The three-day SME Congress & Expo, which is running at Abu Dhabi National Exhibition Centre, is expected to return to the emirate next year.
“The SME Congress & Expo is the place where SMEs [small and medium enterprises] from across the Middle East meet to source everything they need to grow their businesses,” said Hayete Jemai, exhibition director at the SME Congress, organised by Informa.
The congress will feature a “Pitch for Investment” competition in which entrepreneurs can submit their business ideas for funds.
Judges have shortlisted 10 entrepreneurs who will present their plans today and tomorrow.
The winner will be announced on the last day of the event. The winning prize includes a management training course worth US$5,000 provided by the event organiser and training provider IIR Middle East and two business class flights from Etihad Airways.
Among the shortlisted candidates are Search in Mena, an online company offering advertising services to SMEs, and Stationery.ae, an e-commerce supplier of school and office supplies.
The UAE improved its global standing by three notches in the latest World Bank’s Doing Business report – rising to 23rd out of 189 economies.
But it fell 13 positions in in ease of starting a business and by four in ease of getting credit – both crucial for small start-up businesses.
In its Abu Dhabi Vision 2030, the Government has highlighted the need to grow productive SMEs as being crucial for economic diversification.
It is also hoped that the SME sector will create better quality jobs for Emiratis as the population grows.
“The Government’s efforts to diversify the economy and move away from dependence on the oil sector are bearing fruit,” Karim El Solh, chief executive of the Abu Dhabi-based investment fund Gulf Capital told The National last month.

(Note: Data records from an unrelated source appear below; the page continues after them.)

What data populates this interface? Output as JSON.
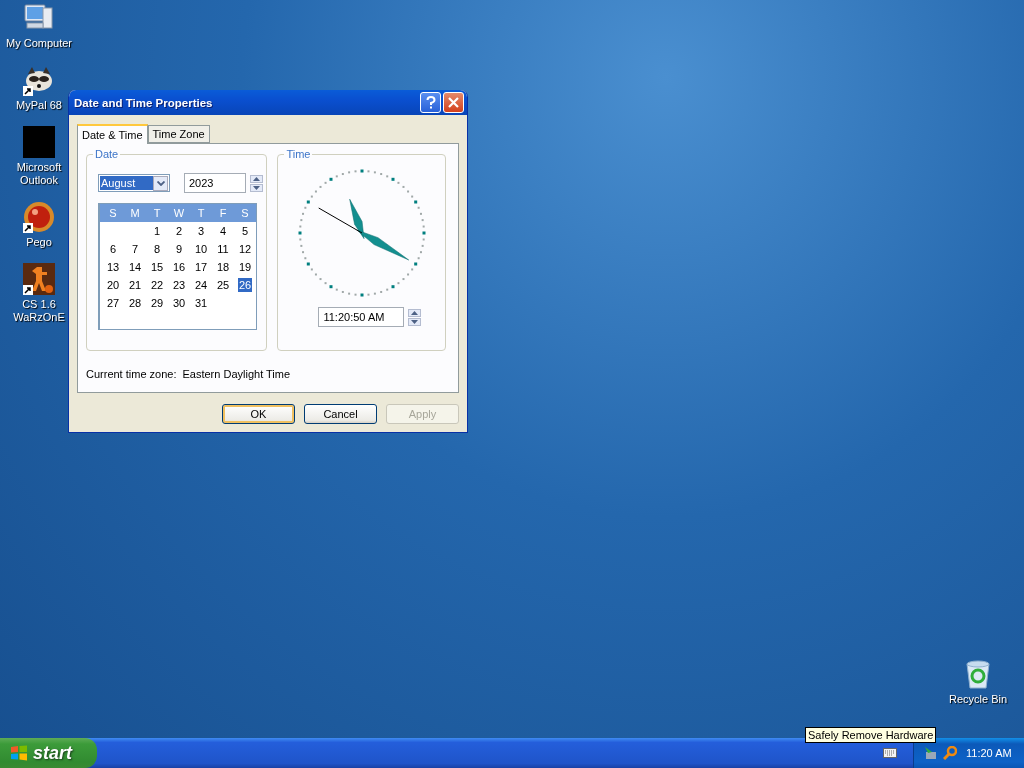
{
  "desktop_icons": [
    {
      "label": "My Computer",
      "kind": "computer",
      "shortcut": false
    },
    {
      "label": "MyPal 68",
      "kind": "raccoon",
      "shortcut": true
    },
    {
      "label": "Microsoft Outlook",
      "kind": "blank",
      "shortcut": false
    },
    {
      "label": "Pego",
      "kind": "ball",
      "shortcut": true
    },
    {
      "label": "CS 1.6 WaRzOnE",
      "kind": "soldier",
      "shortcut": true
    },
    {
      "label": "Recycle Bin",
      "kind": "recycle",
      "shortcut": false
    }
  ],
  "dialog": {
    "title": "Date and Time Properties",
    "tabs": [
      {
        "label": "Date & Time",
        "selected": true
      },
      {
        "label": "Time Zone",
        "selected": false
      }
    ],
    "date_group": {
      "label": "Date",
      "month": "August",
      "year": "2023",
      "weekdays": [
        "S",
        "M",
        "T",
        "W",
        "T",
        "F",
        "S"
      ],
      "weeks": [
        [
          {
            "label": "1",
            "selected": false
          },
          {
            "label": "2",
            "selected": false
          },
          {
            "label": "3",
            "selected": false
          },
          {
            "label": "4",
            "selected": false
          },
          {
            "label": "5",
            "selected": false
          }
        ],
        [
          {
            "label": "6",
            "selected": false
          },
          {
            "label": "7",
            "selected": false
          },
          {
            "label": "8",
            "selected": false
          },
          {
            "label": "9",
            "selected": false
          },
          {
            "label": "10",
            "selected": false
          },
          {
            "label": "11",
            "selected": false
          },
          {
            "label": "12",
            "selected": false
          }
        ],
        [
          {
            "label": "13",
            "selected": false
          },
          {
            "label": "14",
            "selected": false
          },
          {
            "label": "15",
            "selected": false
          },
          {
            "label": "16",
            "selected": false
          },
          {
            "label": "17",
            "selected": false
          },
          {
            "label": "18",
            "selected": false
          },
          {
            "label": "19",
            "selected": false
          }
        ],
        [
          {
            "label": "20",
            "selected": false
          },
          {
            "label": "21",
            "selected": false
          },
          {
            "label": "22",
            "selected": false
          },
          {
            "label": "23",
            "selected": false
          },
          {
            "label": "24",
            "selected": false
          },
          {
            "label": "25",
            "selected": false
          },
          {
            "label": "26",
            "selected": true
          }
        ],
        [
          {
            "label": "27",
            "selected": false
          },
          {
            "label": "28",
            "selected": false
          },
          {
            "label": "29",
            "selected": false
          },
          {
            "label": "30",
            "selected": false
          },
          {
            "label": "31",
            "selected": false
          }
        ]
      ]
    },
    "time_group": {
      "label": "Time",
      "time": "11:20:50 AM"
    },
    "timezone_label": "Current time zone:",
    "timezone": "Eastern Daylight Time",
    "buttons": [
      {
        "label": "OK",
        "kind": "default",
        "disabled": false
      },
      {
        "label": "Cancel",
        "kind": "normal",
        "disabled": false
      },
      {
        "label": "Apply",
        "kind": "normal",
        "disabled": true
      }
    ]
  },
  "taskbar": {
    "start": "start",
    "tooltip": "Safely Remove Hardware",
    "clock": "11:20 AM"
  }
}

“Early last decade, non-oil sectors accounted for just below 60 per cent of the economy; now they account for nearly 70 per cent.”